=== Exercise goal ===
Your answer should be one number: how many lines below have the word "text".

=== Dataset excerpts ===
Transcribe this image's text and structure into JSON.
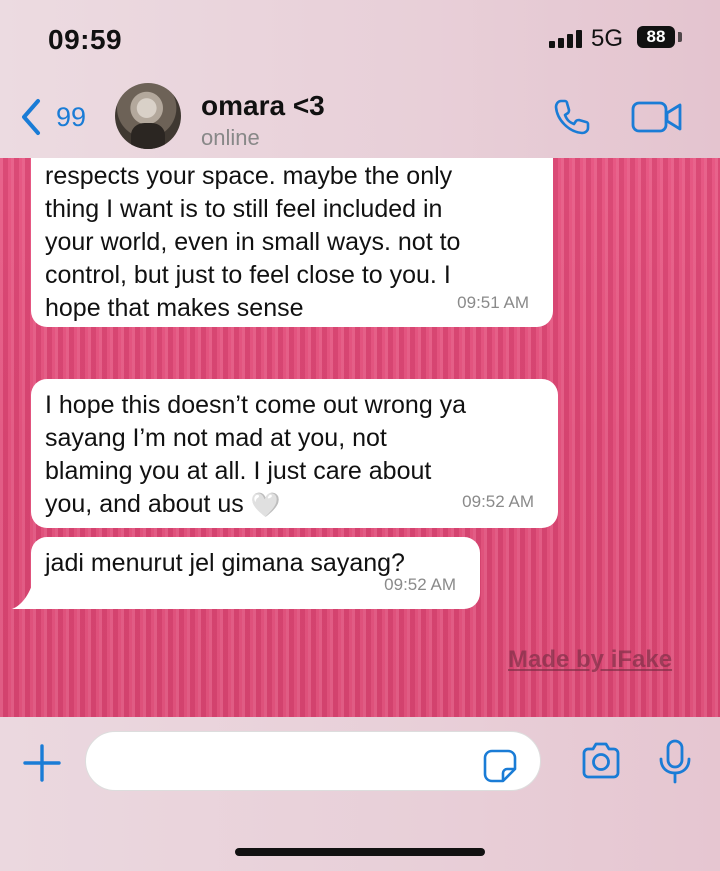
{
  "status_bar": {
    "time": "09:59",
    "network": "5G",
    "battery": "88"
  },
  "header": {
    "back_count": "99",
    "contact_name": "omara <3",
    "contact_status": "online"
  },
  "messages": [
    {
      "text": "about what I feel, in a way that still\nrespects your space. maybe the only\nthing I want is to still feel included in\nyour world, even in small ways. not to\ncontrol, but just to feel close to you. I\nhope that makes sense",
      "time": "09:51 AM"
    },
    {
      "text": "I hope this doesn’t come out wrong ya\nsayang I’m not mad at you, not\nblaming you at all. I just care about\nyou, and about us ",
      "emoji": "🤍",
      "time": "09:52 AM"
    },
    {
      "text": "jadi menurut jel gimana sayang?",
      "time": "09:52 AM"
    }
  ],
  "watermark": "Made by iFake",
  "input": {
    "placeholder": ""
  },
  "colors": {
    "accent": "#1a7cd6",
    "chat_background": "#e04b78",
    "bubble": "#ffffff"
  }
}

=== Result of the exercise ===
4